I recently read an essay by a 50-something mom who was longing for the days when her kids were young and every holiday season was filled with their screaming voices, sibling rivalry and oodles of time spent carting them to holiday plays, tree lightings and menorah ceremonies. Her words were so full of longing for those early years that it made me realize not only do I take those very moments for granted, but I actually dread them. Between managing the stress of the holidays, I’ve found myself yearning to fast-forward to a period when my kids will be old enough to fix their own sandwiches and plan their own play dates.
While this mom sheepishly acknowledged harboring similar feelings at the time, it’s ultimately those seemingly simple moments, like watching her kids’ faces light up at the sight of a Santa and their attempts to fry up potato pancakes while littering the kitchen floor with oil drippings, that she wishes she would’ve appreciated more.
And this holiday season I'm going to try and break out of my family's boring traditions and create some new ones- which is really code for Go greener! While I love a good latke dipped in applesauce- it is doubtful that I will be grating potatoes and frying them up in a pan this Chanukah ( I will leave that to my very capable husband) !
If you are determined to make this most auspicious Chanukah greener and more meaningful than your celebration last year author of the book, Celebrate Green! Creating Eco-Savvy Holidays, Celebrations and Traditions for the Whole Family, Corey Colwell-Lipson offers Five Tips for a Greener Holiday!
1. Shop locally. The food in the average dinner travels about 1500 miles to get to your table. Shopping locally can not only save fuel and lessen carbon emissions, but supports the economy where you live. A locally owned independent business returns approximately 80% of each dollar spent back to the community. Plan your dinner around what's in season close to where you live. If you've never met your local farmer, plan a visit prior to Thanksgiving. You may be surprised at the variety of foods available. Check out www.LocalHarvest.com for farms near you.
2. Avoid overbuying. It's tempting if you've invited a crowd, to buy out the store. But buying too much food results in waste. If you expect leftovers, ask your guests to bring clean glass jars to take food home in or prepare them yourself in advance. Avoid packing in plastic zip bags which most people throw away after one or two uses. Instead of tossing leftover scraps, find out whether you are allowed to add them to your yard waste bin for composting as is available in some locations. And of course, if you have your own compost pile or bin, be sure the bones end up there instead of in the garbage disposal.

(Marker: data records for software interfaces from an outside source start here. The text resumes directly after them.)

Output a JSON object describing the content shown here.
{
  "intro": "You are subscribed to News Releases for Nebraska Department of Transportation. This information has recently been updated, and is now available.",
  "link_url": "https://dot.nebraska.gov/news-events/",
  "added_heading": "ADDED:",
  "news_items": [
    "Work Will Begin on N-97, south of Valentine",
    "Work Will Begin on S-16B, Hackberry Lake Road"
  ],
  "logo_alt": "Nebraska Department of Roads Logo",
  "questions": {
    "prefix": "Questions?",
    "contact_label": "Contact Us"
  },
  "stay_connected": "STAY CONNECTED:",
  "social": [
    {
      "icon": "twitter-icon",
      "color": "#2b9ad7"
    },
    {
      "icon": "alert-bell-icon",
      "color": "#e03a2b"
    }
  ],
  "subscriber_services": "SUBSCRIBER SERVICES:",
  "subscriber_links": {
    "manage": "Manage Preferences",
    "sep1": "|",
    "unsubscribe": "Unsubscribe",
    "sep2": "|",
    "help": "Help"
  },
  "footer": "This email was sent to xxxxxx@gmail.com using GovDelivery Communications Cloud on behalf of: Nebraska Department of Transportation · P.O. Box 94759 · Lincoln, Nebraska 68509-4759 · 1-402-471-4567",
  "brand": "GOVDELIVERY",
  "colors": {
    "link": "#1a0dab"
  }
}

3. Start a new tradition. Green is about more than saving the Earth. It's about making closer connections with people, promoting all aspects of health of human beings as well as the planet. Enjoying the company of friends and sharing traditions is just plain good for us. Invent your own special rituals. Maybe it's having each guest write down what they're grateful for, and reading each other's. It could be putting on a puppet show about gratitude or creating a gratitude time capsule you open the following year. Maybe it's about a game you play only on Thanksgiving, a funny toast or a craft. Let your own family and its history be your guide.
4. Think organic. We know that people think organic is too expensive, but conventional food is often much more expensive in terms of both human health and that of the Earth. We suggest that by planning ahead, and banding together, you can mitigate a lot of the extra cost. It's too late for this year, but if, for instance, you'd love to purchase an organic free range turkey, find out the price, then put away a bit every month. By next year, you'll have the best tasting, best-for-you-and-the-Earth gobbler. Organic potatoes, squash and some other root vegetables are not much more expensive than their well-sprayed counterpoints, and worth the difference. Buy in bulk where you can and don't ignore mainstream stores. Even Costco is carrying organic green beans!
5. Decorate using imagination instead of money. Bring in branches, leaves, even pretty rocks from the yard to decorate the entry to your home. Hot glue dried leaves to branches and use as a centerpiece. If you don't have enough tableware for all your guests, invite them to bring their own, preferably with a story they can share before dinner. Few of us own tablecloths big enough for a dozen people or more. Check out your local thrift store. Choose three or four coordinating cloths, pieces of fabric or sheets. Fold over the cut edges as required and iron. No sewing required! Choose beeswax candles which give offer a pleasant glow, a delightful aroma and burn more cleanly than conventional candles.
So, parents, I’ll leave you with these thoughts to hold close to your heart as you embark on some of your holiday expeditions. Time is fleeting, and when it’s gone, you’ll only remember the good stuff–perhaps because you’ll be too senile to remember the rest! Bottom line: Happy Chanukah – relish the small moments (if you can muster the patience!)